It was a strategy Palestinian diplomats repeated across the continent last year, taking advantage of the region's growing economic ties to the Arab world and eagerness to demonstrate its independence from Israel's powerful ally, the United States.
"We were concentrated on giving as much significance to this region, South America," said Muaqqat, 57, a diplomat in the region for 32 years. "It had an effect. They saw the whole panorama."
The effort by a small but active group of diplomats demonstrated the importance Palestinian leaders have placed on winning recognition of an independent state. With peace talks with Israel frozen, the Palestinian Authority is now focusing on using the momentum from South America, where eight countries recognized Palestinian statehood in December and January, to win recognition in Europe. Palestinian diplomats contend that would provide a critical mass of support to propel the U.N. General Assembly to offer recognition later this year.
In interviews, top Israeli diplomats played down the significance of the South American gestures, calling them largely symbolic. Far from pressuring Prime Minister Binyamin Netanyahu's government, they said, the recognitions instead demonstrated that the Palestinians were foregoing peace talks.
"If they want something to happen," said Daniel Gazit, the Israeli ambassador in Buenos Aires, "they have to come back to the negotiating table."
Israeli Deputy Foreign Minister Danny Ayalon said it was "very easy for the Palestinians" to win support from countries that have had little influence in that region. "I don't think it's accidental that they went and started in Latin America - as far away a place as possible, not just away proximity-wise, geographically, but also far away politically," he said.

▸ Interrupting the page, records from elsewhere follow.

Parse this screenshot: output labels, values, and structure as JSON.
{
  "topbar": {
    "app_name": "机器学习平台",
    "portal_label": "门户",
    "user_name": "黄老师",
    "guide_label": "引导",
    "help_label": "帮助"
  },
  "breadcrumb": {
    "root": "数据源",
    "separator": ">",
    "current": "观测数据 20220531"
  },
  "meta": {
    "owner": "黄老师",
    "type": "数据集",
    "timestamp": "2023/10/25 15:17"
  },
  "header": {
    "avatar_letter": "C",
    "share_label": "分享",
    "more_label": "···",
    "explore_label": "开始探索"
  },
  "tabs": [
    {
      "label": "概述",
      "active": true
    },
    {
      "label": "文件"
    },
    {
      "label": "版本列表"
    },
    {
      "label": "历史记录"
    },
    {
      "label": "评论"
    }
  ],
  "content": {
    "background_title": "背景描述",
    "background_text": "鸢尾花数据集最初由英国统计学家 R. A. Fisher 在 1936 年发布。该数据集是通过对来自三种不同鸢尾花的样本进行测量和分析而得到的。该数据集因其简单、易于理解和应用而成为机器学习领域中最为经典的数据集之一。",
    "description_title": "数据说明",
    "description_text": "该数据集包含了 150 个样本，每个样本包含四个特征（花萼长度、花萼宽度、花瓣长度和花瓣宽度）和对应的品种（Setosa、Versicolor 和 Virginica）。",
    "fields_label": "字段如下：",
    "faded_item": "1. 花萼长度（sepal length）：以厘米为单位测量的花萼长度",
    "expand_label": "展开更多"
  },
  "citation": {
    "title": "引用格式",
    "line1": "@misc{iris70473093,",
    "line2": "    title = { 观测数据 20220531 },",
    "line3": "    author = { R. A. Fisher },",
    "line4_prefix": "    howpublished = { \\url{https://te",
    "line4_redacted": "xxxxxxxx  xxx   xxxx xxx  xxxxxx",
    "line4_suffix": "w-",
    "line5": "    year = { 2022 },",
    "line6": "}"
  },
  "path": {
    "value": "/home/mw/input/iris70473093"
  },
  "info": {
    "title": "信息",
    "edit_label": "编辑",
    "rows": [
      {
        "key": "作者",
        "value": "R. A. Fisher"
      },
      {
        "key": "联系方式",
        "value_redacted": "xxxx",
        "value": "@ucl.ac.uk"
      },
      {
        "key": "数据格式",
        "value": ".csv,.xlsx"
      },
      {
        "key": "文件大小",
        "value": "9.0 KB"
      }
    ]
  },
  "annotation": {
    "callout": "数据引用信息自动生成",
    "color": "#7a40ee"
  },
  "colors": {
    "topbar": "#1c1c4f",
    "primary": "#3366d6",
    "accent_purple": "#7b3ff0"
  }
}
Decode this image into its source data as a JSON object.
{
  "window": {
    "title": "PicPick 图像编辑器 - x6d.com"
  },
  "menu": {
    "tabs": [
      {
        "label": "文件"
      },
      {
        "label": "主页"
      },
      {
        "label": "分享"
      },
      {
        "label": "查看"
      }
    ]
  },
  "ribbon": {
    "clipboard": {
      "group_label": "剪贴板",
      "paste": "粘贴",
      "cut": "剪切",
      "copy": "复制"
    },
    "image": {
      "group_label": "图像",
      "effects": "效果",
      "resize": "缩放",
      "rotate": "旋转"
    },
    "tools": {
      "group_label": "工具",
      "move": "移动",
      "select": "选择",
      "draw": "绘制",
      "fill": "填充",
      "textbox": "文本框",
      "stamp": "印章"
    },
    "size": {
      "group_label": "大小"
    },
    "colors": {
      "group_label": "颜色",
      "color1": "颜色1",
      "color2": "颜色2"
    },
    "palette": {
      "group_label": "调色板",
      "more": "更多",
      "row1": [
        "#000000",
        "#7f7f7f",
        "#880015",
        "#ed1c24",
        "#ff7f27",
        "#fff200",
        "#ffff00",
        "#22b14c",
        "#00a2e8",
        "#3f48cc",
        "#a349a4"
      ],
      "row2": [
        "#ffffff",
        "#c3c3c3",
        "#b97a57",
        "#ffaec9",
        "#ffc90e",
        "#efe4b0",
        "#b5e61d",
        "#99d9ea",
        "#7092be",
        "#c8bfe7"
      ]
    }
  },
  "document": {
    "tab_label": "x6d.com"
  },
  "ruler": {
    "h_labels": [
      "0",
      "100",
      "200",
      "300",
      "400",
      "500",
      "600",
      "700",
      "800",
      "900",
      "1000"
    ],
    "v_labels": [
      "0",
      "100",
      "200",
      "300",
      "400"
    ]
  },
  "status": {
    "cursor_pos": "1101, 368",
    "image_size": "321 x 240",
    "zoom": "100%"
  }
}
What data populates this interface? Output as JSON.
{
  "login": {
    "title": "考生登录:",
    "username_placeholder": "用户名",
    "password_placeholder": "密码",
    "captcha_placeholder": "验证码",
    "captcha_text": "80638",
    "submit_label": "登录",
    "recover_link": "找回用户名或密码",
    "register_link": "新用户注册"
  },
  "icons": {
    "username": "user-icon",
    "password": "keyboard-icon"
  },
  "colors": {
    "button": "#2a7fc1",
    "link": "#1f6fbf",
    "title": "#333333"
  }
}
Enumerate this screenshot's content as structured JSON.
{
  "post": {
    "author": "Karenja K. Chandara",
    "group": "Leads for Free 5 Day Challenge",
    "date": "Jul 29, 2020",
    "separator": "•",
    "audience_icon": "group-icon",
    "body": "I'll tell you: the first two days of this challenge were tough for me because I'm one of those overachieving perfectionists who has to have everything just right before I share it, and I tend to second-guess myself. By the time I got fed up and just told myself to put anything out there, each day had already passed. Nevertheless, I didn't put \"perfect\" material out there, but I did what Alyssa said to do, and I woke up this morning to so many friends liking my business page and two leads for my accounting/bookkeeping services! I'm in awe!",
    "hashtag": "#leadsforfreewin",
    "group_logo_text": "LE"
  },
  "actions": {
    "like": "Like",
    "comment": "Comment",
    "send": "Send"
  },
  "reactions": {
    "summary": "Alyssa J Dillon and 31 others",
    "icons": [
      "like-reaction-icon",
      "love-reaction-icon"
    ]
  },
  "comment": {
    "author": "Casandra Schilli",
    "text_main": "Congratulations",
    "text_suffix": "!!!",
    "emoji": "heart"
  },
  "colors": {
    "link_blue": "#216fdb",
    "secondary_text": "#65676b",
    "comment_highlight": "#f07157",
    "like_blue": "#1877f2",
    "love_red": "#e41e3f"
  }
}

Yet, Israel vigorously tried to forestall countries from joining Brazil and Argentina, both of which recognized an independent Palestine in December. Ayalon said he worked the phones, calling Latin American diplomats, and Netanyahu phoned Chilean President Sebastian Pinera, whose center-right government is close to Washington.